I have written a few reviews now, and I like writing reviews for others. If I read a book that has less than fifty reviews, I write something. A star review and a few words.
To write a review here would mean it has surpassed a paragraph. Or I was requested to.
No one has requested me.
Reviews are not for the author.
Even though authors are the ones requesting, we don’t actually gain the true benefit to the review. Your words don’t matter to us.
You can write whatever you want in the review. It is written for future readers in mind. It’s to make them decide whether this book is the right fit for them or not.
We need more reviews of differing types. We need the good ones. The bad ones. Anything offered.

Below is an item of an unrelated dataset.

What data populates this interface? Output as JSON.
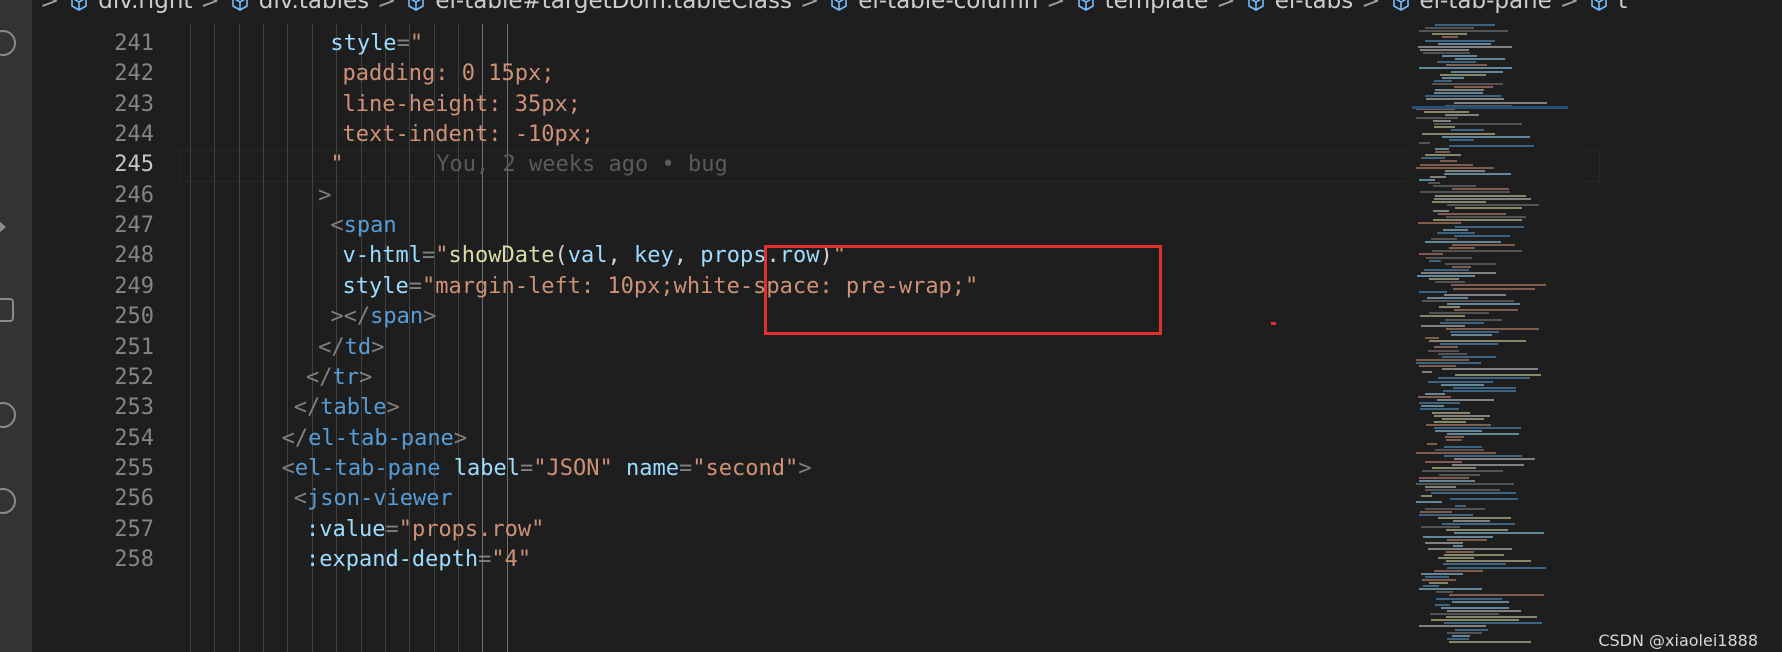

All reviews are good. Because it proves someone read the book and was willing to put in a little time to prove it.
If a book gets a lot of bad reviews, either it didn’t find its audience or it needs to be updated as a new edition. Those are the two reasons. And a review that is from the wrong audience can increase the chance of reaching the right audience.
For me, a One Star means it shouldn’t be there. To be a one star, it has to be the first draft, or a draft that is comparable to a first. If a book hasn’t received the time required to go from first to final, then it shouldn’t be available to the public.
For me, quality is more important than story. Story will have me reading, but sometimes I’m not the correct audience. Being the wrong audience with a good book shouldn’t impact the star review.
I know others who treat star count as how entertaining it was for them. Which is fine as long as they explain that in the review. That they were the wrong audience for the book. Because if they were the wrong audience, there should be a right audience out there somewhere.
And remember for anyone getting paid to review, never boost the score. Being paid means getting a book to talk about. It’s being told your time giving this book a real consideration is valuable. It does not mean you’re being paid to be a yes-man.